... as it did look as though there might be just solitary flowers, and comparisons such as "smaller and more slender than..." are really unhelpful when trying to ID from photos.
But I felt it more likely to be the common one, so that's what I decided to go for.
It really does help to have more than one photo of the same plant, from different angles (including underneath the flowers, so that sepals can be observed).
With what we have, I think O. corniculata is the sensible ID.
How to take close-ups with cheap phone and hand-lens:
Field Guides for Budding Botanists:
... a face on photo of a flower, so we could count stamens, would have resolved the question.
I do have more images, not sure if they will be of any further help. Will put them up asap.
An iSpot Project- HELP WITH IDS - UK & Ireland Community - PLANTS
I see five anthers so O. exilis unless I am misinterpreting.
...I agree, only five anthers to be seen *sigh*, I retract my ID!!
MJB, please put up the correct ID so we can agree with it.
... go back to one of your earlier postings of Oxalis, the photo is a bit fuzzy but it also appears to have only 5 anthers, so it may well be another occurrence of this one.
You might also like to read this Forum post about deleting duplicate IDs:
of number of stamens.
The second ring of stamens (if they exist) could very well be deeper in the corolla tube than what is visible here.

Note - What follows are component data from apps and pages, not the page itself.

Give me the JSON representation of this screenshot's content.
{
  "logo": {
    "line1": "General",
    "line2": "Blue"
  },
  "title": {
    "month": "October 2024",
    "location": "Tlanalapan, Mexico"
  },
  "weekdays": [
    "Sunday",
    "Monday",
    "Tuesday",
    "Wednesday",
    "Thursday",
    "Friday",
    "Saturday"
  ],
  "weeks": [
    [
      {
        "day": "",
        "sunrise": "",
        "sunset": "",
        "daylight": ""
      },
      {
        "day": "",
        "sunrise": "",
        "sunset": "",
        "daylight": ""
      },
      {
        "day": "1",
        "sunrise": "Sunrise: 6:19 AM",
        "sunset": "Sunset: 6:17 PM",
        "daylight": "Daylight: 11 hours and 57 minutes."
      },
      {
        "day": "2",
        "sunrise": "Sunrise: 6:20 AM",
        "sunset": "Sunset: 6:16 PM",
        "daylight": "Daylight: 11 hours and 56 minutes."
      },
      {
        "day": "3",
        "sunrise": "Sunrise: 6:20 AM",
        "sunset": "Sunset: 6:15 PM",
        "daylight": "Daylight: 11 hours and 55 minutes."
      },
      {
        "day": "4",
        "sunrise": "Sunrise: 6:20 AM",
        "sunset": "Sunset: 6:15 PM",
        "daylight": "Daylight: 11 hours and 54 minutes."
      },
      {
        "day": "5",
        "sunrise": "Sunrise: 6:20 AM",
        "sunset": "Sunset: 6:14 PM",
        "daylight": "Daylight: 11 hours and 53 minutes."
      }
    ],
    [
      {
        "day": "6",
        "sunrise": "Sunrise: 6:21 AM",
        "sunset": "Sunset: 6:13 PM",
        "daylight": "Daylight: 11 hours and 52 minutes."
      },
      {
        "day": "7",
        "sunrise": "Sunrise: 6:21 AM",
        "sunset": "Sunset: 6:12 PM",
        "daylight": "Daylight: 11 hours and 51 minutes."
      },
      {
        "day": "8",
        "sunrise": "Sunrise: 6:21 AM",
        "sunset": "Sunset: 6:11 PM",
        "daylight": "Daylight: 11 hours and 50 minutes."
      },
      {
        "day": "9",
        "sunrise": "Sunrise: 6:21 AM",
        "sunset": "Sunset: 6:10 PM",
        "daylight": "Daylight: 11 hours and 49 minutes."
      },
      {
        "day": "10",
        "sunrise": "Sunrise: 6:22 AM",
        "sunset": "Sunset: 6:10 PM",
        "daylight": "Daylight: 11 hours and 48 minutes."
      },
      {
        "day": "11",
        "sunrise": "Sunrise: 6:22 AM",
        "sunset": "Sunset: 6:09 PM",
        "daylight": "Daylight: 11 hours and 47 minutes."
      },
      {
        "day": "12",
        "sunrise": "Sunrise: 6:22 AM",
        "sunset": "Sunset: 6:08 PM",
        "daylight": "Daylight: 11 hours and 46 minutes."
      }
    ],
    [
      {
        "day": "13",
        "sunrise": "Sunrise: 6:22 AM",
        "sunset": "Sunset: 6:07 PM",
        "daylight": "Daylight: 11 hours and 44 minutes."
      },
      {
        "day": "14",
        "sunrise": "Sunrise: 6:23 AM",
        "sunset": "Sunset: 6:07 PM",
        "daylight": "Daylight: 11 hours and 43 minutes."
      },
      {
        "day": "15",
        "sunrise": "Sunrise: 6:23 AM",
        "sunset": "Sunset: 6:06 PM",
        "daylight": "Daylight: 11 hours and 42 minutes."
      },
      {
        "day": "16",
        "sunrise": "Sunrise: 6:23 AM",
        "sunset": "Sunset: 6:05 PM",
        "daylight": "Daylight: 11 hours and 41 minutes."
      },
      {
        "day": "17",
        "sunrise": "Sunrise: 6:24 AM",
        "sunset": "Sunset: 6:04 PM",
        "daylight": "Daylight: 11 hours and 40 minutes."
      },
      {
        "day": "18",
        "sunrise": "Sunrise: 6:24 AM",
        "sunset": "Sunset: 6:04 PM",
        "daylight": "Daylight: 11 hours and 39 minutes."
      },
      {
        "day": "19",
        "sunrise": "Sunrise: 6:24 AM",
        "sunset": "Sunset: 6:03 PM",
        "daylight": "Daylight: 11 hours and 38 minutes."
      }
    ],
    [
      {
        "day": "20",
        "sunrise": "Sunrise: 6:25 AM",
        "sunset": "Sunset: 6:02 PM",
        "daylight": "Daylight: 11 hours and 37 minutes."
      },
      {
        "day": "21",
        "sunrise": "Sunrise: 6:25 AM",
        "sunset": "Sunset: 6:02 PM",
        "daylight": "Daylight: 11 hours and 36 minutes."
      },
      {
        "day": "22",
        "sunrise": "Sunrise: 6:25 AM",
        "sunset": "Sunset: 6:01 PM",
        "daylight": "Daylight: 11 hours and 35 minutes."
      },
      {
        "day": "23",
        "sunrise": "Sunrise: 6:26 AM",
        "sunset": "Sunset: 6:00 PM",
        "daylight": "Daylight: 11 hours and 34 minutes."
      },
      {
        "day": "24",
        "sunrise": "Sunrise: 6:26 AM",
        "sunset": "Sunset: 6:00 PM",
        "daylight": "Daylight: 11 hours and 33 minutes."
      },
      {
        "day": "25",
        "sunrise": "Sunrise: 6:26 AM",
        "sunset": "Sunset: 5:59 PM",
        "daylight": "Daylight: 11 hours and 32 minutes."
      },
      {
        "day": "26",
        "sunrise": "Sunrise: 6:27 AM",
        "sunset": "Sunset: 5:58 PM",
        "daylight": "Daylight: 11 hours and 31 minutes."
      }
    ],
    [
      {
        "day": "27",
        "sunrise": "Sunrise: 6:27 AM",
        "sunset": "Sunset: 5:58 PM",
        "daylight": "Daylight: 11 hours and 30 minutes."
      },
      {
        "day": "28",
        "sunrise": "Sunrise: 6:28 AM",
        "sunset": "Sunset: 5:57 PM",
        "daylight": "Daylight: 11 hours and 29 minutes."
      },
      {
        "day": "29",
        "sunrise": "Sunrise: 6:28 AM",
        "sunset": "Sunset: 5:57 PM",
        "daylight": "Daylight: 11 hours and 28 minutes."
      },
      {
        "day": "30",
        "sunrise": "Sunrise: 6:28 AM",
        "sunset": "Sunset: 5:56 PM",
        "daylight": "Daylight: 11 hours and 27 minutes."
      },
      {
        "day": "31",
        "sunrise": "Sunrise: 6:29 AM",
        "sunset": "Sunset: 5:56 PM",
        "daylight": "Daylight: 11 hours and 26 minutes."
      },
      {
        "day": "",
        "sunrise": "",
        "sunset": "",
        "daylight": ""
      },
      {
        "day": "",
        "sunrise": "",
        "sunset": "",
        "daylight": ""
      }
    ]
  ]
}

Do you have more pics?
Lat/Lng: 53.212, -0.585
OS grid ref: SK945692